Among the undeniable collectors, Eli Broad was seen bidding on an early Calder mobile, one of the evening’s contested properties. It was the cause of a fair bit of jocularity. Tully grabbed the art patron:
As he left the salesroom later, Broad noted, “It’s a great, early work, and we went twice the high estimate. You’ve got to stop somewhere.”
Other collectors who might also be considered dealers, were active too. Judd Tully kept a tally on Jose Mugrabi:
Jean-Michel Basquiat’s Red Man One, from his prime year of 1982, sold to the telephone for a respectable $3,554,500 (est. $3–5 million) after being chased by New York dealer Jose Mugrabi.
Mugrabi was in fine form, also bidding on a number of Warhols as if guarding his legacy, nailing the 14-square-inch Flowers (1964) for $410,500 (est. $400–600,000) but watching Fifteen One Dollar Bills, a 1982 work on paper, go to New York dealer Lawrence Luhring for $902,500 ($750,000–1 million).

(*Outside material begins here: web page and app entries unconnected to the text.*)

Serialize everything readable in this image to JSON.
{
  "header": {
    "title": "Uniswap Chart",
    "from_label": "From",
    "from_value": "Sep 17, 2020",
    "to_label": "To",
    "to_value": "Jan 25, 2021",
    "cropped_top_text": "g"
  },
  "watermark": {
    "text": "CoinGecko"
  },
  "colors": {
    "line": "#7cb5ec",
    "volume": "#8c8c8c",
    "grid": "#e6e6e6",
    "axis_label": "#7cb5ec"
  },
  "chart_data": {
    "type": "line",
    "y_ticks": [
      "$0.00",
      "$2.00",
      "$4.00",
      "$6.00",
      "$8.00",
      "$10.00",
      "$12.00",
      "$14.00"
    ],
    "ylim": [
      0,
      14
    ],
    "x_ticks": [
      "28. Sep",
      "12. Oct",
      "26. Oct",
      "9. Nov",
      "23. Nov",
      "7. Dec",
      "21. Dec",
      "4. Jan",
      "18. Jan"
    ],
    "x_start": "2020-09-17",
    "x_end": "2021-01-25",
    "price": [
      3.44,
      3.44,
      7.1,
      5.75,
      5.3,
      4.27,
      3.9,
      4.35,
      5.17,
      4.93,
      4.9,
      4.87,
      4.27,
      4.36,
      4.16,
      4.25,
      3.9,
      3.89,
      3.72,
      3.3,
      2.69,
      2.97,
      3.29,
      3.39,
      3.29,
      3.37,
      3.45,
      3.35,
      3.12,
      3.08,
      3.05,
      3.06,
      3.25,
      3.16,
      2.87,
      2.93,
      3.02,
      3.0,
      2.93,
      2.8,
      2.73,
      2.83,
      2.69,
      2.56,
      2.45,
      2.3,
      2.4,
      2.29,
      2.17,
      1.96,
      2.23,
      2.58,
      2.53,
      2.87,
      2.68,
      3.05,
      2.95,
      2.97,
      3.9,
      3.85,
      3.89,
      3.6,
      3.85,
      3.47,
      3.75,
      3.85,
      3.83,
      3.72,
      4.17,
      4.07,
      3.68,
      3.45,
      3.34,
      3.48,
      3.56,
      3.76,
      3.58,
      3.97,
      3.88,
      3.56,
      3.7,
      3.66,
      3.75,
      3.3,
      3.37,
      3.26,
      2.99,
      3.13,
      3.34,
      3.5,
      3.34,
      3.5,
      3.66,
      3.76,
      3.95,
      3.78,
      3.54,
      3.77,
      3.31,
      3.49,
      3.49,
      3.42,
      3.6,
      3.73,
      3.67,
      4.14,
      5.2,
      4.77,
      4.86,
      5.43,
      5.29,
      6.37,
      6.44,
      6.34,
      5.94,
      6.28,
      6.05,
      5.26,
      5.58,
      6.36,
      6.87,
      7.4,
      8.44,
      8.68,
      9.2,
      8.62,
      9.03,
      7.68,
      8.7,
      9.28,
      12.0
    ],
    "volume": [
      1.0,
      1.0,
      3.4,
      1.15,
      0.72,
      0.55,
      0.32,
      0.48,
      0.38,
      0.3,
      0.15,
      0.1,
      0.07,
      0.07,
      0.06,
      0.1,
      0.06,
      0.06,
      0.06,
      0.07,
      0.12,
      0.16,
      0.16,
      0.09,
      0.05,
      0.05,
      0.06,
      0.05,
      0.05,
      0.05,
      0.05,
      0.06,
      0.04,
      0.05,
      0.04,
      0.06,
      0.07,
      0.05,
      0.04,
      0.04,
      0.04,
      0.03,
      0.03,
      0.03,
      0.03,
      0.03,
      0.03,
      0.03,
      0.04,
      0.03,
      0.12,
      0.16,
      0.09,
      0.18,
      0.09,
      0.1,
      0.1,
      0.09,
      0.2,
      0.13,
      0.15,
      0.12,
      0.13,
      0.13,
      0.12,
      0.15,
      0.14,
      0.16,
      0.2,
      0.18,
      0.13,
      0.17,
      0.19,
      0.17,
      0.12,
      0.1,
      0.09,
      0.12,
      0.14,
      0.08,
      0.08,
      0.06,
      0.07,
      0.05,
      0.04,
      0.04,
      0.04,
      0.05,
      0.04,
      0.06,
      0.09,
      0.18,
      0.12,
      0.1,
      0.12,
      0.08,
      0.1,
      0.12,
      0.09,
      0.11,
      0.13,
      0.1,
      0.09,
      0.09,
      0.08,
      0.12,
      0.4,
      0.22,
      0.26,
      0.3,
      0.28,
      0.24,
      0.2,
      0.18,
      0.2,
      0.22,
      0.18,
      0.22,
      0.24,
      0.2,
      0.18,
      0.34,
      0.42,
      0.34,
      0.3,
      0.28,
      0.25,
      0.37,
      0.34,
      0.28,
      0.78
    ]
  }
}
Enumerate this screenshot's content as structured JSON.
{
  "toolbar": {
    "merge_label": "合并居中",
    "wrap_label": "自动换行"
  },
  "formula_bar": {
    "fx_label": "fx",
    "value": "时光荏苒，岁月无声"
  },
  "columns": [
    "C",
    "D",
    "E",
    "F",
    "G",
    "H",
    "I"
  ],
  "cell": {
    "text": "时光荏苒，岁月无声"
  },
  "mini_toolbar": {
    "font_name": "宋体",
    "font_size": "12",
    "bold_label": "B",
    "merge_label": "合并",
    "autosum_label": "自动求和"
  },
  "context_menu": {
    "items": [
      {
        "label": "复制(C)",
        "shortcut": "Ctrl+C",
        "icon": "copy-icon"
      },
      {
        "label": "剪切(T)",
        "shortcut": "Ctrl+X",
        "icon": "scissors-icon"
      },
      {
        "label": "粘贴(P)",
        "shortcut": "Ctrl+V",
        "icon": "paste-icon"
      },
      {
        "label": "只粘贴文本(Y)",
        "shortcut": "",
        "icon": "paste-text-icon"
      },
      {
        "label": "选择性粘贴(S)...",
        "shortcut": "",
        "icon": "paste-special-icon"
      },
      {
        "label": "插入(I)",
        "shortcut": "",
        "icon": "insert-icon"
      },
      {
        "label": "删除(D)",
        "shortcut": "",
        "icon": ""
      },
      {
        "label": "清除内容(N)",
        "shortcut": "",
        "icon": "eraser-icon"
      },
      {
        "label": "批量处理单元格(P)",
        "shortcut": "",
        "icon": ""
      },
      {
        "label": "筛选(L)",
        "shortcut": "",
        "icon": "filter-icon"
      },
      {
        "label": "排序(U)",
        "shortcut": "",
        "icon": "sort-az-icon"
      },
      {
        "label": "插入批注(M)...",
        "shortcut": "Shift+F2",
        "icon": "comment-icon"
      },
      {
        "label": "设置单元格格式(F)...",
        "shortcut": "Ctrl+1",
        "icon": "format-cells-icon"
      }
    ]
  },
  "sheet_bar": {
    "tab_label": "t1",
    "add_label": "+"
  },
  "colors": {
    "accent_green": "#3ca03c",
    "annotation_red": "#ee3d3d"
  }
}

The elder Mugrabi might have caught the true mood of the sale when entered into a battle of wills with the auctioneer, Meyer, in the middle of the sale room. During the bidding on Andy Warhol’s camouflage painting, Mugrabi tried to break the bidding increments–not an unusual practice. Meyer held his ground. First the auctioneer teased with “it’s now or never” as he leaned out over the podium with his signature raised arm and open hand holding a bid in place. When Mugrabi proposed a smaller bid, Meyer replied, “No, that’s mean.”
In the end, everyone involved got what they wanted. The good humor, however, was not abundant during the sale which is a point that impressed Judd Tully:
There wasn’t a Richard Prince “Nurse” painting in sight, for a change, but two joke paintings from different periods were offered, and both sold.
The earlier one, Can you Imagine (1989), scaled at 78 by 58 inches, drew five bidders and sold for $1,370,500 (est. 600–800,000). New York dealer Per Skarstedt was the underbidder.
But Prince’s My Girlfriend, a 2005 joke painting measuring 92 by 72 inches, squeaked by at $662,500, selling to Los Angeles dealer Patricia Marshall, who bid in the room on behalf of a client at her side.
Are Prince’s later jokes not as funny as his early ones?
In a ‘Recalibrated Market,’ Auction Buyers Take Over (New York Times)
Sotheby’s Contemporary Sale Solid But Subdued (ArtInfo.com)